Jones, a fourth class municipality in Isabela province had creatively found a way of generating jobs by using an indigenous material like talahib, a type of grass which grows abundantly in the area. Innovative minds and creative hands of students, housewives and farmers transformed the talahib into saleable items like wall decors, flower vases, lampshades, candle holders and multi-purpose racks. The municipal government in coordination with the Department of Trade and Industry, the Association of Barangay Captains and the National Manpower and Youth Council launched a trade fair in 1992 to discover local talents on creative craftsmanship using indigenous materials. These products were not only sold locally but also exported to other countries. Skills training on weaving were conducted for volunteers from the different barangays. To ensure stable and sufficient supply of talahib, the municipal government coordinated closely with the farmer suppliers.

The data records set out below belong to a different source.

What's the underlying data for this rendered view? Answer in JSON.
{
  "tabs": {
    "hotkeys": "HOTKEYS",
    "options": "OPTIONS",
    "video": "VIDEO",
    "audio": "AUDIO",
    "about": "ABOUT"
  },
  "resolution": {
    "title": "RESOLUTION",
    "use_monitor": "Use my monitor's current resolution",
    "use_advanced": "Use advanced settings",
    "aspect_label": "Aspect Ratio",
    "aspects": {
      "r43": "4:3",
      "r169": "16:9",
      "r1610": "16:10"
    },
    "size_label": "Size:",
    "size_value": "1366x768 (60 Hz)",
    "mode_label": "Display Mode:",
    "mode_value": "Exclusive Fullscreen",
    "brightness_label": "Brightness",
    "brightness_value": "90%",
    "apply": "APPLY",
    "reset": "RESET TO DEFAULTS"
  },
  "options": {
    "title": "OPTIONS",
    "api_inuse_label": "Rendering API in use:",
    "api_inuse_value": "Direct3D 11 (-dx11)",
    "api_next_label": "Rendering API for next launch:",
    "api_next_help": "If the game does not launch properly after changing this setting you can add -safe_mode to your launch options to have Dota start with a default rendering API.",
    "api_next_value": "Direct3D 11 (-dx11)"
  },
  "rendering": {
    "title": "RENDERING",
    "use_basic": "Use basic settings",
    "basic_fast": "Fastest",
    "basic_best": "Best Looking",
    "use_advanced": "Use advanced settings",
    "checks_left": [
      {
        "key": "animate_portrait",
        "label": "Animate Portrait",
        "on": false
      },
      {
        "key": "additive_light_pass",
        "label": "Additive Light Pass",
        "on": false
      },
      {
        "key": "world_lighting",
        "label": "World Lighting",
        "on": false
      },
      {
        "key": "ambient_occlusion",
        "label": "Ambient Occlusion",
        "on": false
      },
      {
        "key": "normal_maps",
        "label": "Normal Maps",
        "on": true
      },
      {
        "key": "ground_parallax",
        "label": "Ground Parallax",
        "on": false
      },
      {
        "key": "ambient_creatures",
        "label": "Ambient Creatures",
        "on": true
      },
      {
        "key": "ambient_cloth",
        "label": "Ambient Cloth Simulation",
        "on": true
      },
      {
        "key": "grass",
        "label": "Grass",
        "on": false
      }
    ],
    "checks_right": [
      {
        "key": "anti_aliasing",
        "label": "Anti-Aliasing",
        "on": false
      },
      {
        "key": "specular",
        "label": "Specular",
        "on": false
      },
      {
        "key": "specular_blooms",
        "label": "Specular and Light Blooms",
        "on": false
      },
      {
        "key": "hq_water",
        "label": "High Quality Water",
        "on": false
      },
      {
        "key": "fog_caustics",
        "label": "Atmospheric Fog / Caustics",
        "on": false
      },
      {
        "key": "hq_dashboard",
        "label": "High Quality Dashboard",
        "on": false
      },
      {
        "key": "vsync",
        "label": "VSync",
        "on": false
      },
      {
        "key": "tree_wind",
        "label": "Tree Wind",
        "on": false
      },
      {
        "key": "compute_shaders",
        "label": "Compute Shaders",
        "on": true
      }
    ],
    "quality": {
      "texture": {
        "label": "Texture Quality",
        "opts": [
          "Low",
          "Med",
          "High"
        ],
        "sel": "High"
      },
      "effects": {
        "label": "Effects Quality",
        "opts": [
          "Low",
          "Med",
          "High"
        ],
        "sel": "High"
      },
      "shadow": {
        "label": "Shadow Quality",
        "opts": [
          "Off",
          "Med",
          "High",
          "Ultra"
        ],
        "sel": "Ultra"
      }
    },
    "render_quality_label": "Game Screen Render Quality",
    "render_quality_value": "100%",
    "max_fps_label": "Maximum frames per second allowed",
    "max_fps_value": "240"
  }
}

During the 3-year program implementation, employment was generated for 150 summer students, 306 out-of-school youths and housewives and 279 full time weavers. In addition, on-call weavers from the six barangays can be relied on to absorb the increase in production demand. Weavers earned as much as P240 per day depending on their skills and speed. The farmers increased their talahib. Some of them became independent manufacturers of handicraft and marketed their products to the municipality through a buy-back agreement. Idle time of the youth had been made productive thereby reducing youth-related problems in the area. The women earned additional income which were used in sending their children to school and in providing additional food and for their other daily needs.
This program is recognized as a Trailblazing Program, a finalist for the 1997 Galing Pook Awards.